GO

CREATE TABLE sp_pages
(PageFID  tinyint,
PagePID INT,
IAMFID   tinyint,
IAMPID  INT,
ObjectID  INT,
IndexID  tinyint,
PartitionNumber tinyint,
PartitionID BIGINT,
iam_chain_type  VARCHAR(30),
PageType  tinyint,
IndexLevel  tinyint,
NextPageFID  tinyint,
NextPagePID  INT,
PrevPageFID  tinyint,
PrevPagePID INT,
PRIMARY KEY (PageFID, PagePID));
GO

And here’s some examples using this special sp_pages table.

1
2
3
4
5
6
7
8
9
10
11
12
13
14
15
16
17
18
19
20
21
22
23
24
25
26
27
28
29
30
31
USE AdventureWorks2014
GO
TRUNCATE TABLE sp_pages;
GO

INSERT INTO sp_pages
EXEC ('DBCC IND (AdventureWorks2014, [dbo.Person], -1) ')
GO

-- Find first data page
SELECT * FROM sp_pages
WHERE pagetype = 1 AND prevpagePID = 0 AND prevpageFID = 0;
GO

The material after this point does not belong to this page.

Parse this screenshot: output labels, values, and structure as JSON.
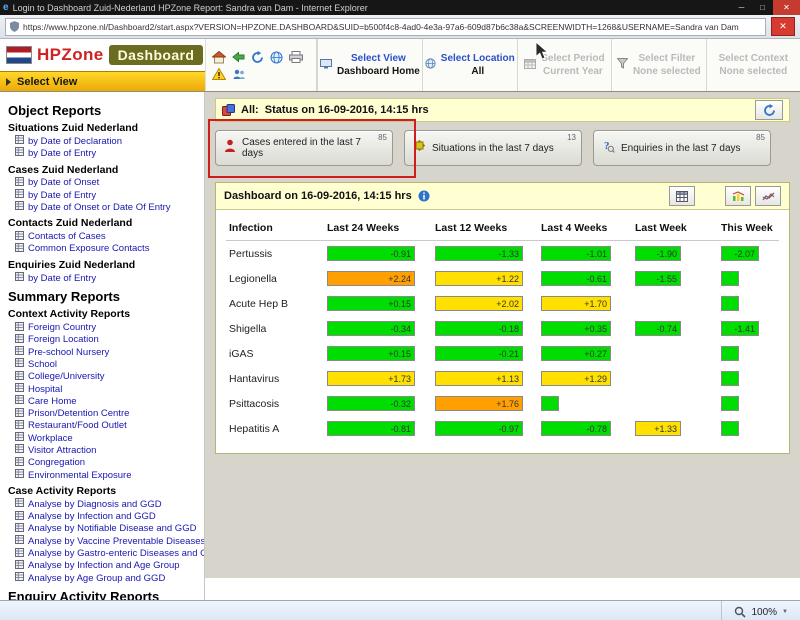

-- how many pages of each type are there?
SELECT PageType, NUMBER = COUNT(*)
FROM sp_pages
GROUP BY PageType;
GO

--how many pages for each index are there?
-- You must be in the AdventureWorks2014 database to get the index name
USE AdventureWorks2014;
GO

SELECT Index_ID, name,  NUMBER = COUNT(*)
FROM sp_pages JOIN sys.indexes
ON IndexID = Index_ID AND ObjectID = Object_ID
GROUP BY Index_ID, name
ORDER BY Index_ID;
GO

Examining the output of sys.dm_db_database_page_allocations or looking at the rows in sp_pages will show you the next and previous pages for all pages in an index, for which ordering is implied. You could even find the page where the previous page number is 0, which means it’s the first page, and following the next page IDs to get the entire list of pages for a table or index, in order. In the next post, I’ll show you how to look inside a page and find your own answers to some frequently asked (or misunderstood) questions about clustered indexes.